Turn the dough out onto a lightly floured work surface and shape it into a ball. Place it in a large buttered or oiled bowl (one big enough to hold double the amount of dough.) Turn the dough around to cover its entire surface with butter or oil, cover the bowl tightly with plastic wrap, and let the dough rest at room temperature until it doubles in bulk, about 1 1/2 hours.
Shaping the Dough
Butter two 8 1/2- by 4 1/2- loaf pans and set them aside.
Deflate the dough and turn it out onto a lightly floured work surface. Divide the dough in half and, using the palms of your hands and fingertips, or a rolling pin, pat each half into a large rectangle about 9 inches wide and 12 inches long, with the short side facing you. Starting at the top, fold the dough about two thirds of the way down the rectangle, then fold again so that the top edge meets the bottom edge; seal the seam by pinching it. Turn each roll so that the seam is in the center of the roll, facing up, and turn the ends of each roll in just enough so that the rolls fit in the loaf pans. Pinch these seams to seal, turn the loaves over so that the seams are on the bottom, and plump the loaves with your palms to get an even shape.
Drop the loaves into the buttered pans, seam side down, cover with oiled plastic wrap, and allow them to rise at room temperature until they are double in size again, growing over the tops of the pans, about 1 hour.

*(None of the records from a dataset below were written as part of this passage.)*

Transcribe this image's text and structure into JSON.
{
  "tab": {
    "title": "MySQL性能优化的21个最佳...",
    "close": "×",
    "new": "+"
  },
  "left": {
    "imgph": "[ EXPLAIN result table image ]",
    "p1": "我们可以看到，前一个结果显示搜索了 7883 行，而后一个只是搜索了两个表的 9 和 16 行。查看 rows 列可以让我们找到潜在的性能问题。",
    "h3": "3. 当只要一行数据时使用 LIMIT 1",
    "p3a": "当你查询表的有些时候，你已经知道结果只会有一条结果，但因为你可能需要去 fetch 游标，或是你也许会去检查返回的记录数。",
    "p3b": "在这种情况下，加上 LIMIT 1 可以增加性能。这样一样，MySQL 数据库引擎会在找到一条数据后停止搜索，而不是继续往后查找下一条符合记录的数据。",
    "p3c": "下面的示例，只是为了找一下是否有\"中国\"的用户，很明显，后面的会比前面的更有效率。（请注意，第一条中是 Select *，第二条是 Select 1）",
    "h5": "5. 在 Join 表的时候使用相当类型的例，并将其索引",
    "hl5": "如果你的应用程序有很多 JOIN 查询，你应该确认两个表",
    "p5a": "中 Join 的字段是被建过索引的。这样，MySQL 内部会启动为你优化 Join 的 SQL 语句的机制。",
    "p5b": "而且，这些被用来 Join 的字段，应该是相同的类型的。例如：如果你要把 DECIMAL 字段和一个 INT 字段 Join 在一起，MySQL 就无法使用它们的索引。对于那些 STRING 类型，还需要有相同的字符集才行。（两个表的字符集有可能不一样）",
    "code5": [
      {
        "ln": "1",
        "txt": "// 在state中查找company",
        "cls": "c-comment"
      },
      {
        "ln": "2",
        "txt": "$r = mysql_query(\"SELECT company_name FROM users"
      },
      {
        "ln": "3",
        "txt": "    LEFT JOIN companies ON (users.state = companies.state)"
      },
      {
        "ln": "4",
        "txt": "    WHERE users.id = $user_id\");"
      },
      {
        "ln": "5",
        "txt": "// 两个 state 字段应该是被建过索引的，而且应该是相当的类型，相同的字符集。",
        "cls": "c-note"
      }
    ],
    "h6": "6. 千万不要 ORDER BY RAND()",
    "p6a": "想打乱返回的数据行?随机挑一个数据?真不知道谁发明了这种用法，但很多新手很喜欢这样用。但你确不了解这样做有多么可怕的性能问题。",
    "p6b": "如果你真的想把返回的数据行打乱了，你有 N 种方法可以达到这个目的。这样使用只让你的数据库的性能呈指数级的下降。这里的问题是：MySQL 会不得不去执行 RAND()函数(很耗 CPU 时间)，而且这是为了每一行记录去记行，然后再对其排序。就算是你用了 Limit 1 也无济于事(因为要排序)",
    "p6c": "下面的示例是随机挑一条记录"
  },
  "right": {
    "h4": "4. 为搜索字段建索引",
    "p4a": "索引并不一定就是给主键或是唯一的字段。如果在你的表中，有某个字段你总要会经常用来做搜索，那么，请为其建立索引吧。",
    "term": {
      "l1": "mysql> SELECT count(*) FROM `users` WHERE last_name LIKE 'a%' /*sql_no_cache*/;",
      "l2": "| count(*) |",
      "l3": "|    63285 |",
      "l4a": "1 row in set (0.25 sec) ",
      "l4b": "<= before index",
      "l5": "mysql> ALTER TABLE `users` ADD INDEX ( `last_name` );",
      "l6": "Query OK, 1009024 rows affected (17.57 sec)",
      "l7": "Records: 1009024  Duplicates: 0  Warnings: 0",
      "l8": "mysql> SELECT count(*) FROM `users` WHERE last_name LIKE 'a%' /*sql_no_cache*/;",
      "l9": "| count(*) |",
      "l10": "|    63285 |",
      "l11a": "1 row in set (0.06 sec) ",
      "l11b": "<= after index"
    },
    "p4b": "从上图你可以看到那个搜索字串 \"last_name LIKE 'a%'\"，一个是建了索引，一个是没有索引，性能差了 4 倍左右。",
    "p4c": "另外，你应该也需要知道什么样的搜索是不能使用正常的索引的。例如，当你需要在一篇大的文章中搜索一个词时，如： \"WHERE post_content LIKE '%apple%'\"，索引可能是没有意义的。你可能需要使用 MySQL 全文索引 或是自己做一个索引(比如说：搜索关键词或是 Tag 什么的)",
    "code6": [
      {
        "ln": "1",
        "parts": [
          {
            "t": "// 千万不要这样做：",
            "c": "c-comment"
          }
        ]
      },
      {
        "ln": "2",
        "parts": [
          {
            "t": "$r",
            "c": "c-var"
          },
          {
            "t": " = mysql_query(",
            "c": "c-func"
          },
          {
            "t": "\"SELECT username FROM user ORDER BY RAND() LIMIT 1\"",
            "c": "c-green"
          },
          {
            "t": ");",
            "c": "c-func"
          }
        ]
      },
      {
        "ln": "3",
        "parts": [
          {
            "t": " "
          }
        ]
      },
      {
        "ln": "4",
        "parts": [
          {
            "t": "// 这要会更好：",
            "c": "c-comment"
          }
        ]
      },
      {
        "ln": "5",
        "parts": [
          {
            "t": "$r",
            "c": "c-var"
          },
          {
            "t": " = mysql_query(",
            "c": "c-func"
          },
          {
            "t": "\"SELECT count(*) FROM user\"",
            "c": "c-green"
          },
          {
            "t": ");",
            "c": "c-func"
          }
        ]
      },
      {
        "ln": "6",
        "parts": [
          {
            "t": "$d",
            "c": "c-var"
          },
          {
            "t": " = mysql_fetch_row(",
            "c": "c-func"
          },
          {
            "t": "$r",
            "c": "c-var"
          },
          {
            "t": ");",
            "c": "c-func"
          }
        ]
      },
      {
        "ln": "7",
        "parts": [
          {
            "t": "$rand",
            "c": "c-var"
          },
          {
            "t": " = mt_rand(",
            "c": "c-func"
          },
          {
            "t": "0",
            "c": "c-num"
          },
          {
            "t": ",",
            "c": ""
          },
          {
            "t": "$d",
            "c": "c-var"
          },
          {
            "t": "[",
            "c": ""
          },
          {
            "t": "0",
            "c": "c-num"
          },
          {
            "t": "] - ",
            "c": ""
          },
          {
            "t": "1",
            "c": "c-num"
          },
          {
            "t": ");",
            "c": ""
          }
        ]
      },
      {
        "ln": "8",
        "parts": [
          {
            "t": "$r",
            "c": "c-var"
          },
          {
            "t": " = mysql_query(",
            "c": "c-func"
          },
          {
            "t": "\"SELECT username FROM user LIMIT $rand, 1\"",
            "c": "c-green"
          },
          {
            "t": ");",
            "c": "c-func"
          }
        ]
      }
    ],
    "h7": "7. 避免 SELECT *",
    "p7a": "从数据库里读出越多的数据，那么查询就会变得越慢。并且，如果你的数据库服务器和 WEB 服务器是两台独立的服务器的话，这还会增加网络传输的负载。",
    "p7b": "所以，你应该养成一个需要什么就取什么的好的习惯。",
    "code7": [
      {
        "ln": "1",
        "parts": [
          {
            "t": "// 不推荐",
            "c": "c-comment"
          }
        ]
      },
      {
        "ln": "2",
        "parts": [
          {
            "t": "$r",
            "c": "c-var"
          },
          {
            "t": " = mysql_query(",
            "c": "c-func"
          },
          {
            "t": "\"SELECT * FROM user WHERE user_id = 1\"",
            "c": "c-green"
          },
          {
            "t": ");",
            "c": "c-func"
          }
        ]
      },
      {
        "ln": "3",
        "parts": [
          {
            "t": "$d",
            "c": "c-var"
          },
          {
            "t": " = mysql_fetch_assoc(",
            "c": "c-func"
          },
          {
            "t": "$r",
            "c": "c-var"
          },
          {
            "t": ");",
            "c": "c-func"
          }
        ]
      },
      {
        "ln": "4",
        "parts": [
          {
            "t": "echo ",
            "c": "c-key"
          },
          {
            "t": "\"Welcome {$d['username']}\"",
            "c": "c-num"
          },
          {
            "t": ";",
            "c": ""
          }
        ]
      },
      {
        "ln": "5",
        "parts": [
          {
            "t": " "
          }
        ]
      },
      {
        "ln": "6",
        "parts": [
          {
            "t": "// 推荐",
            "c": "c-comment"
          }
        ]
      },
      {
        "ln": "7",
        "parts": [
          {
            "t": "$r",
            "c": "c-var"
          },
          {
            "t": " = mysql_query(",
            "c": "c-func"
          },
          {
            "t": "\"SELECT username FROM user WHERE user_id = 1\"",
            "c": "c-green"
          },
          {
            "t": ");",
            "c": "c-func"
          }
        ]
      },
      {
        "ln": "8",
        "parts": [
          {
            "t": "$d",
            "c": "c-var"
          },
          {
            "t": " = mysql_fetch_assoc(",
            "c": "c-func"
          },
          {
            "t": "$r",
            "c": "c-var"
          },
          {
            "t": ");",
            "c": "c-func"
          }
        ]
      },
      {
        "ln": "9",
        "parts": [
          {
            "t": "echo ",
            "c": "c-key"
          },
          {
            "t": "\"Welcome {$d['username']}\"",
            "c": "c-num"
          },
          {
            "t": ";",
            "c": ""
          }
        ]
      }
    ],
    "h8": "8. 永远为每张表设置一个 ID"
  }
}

While the breads rise, center a rack in the oven and preheat the oven to 375F.
Baking the Bread
When the breads are fully risen (poke your finger into a bread; the impression should remain), bake for about 35 minutes, or until they are golden and an instant-read thermometer plunged into the center of the bread (turn a loaf out and plunge the thermometer through the bottom of the bread) measures 200F. (If you like, 10 minutes or so before you think the loaves should come out, you can turn the loaves out of their pans and let them bake on the oven rack so they brown on the sides.) Remove the loaves from their pans as soon as they come from the oven and cool the breads on racks. These should not be cut until they are almost completely cool.
Once completely cool, the breads can be kept in a brown paper bag for a day or two. Once a loaf is sliced, turn it cut side down on the counter or a cutting board and cover with a kitchen towel. For longer storage, wrap the breads airtight and freeze for up to a month. Thaw, still wrapped, at room temperature.
Teresa to see her gorgeous loaves of bread.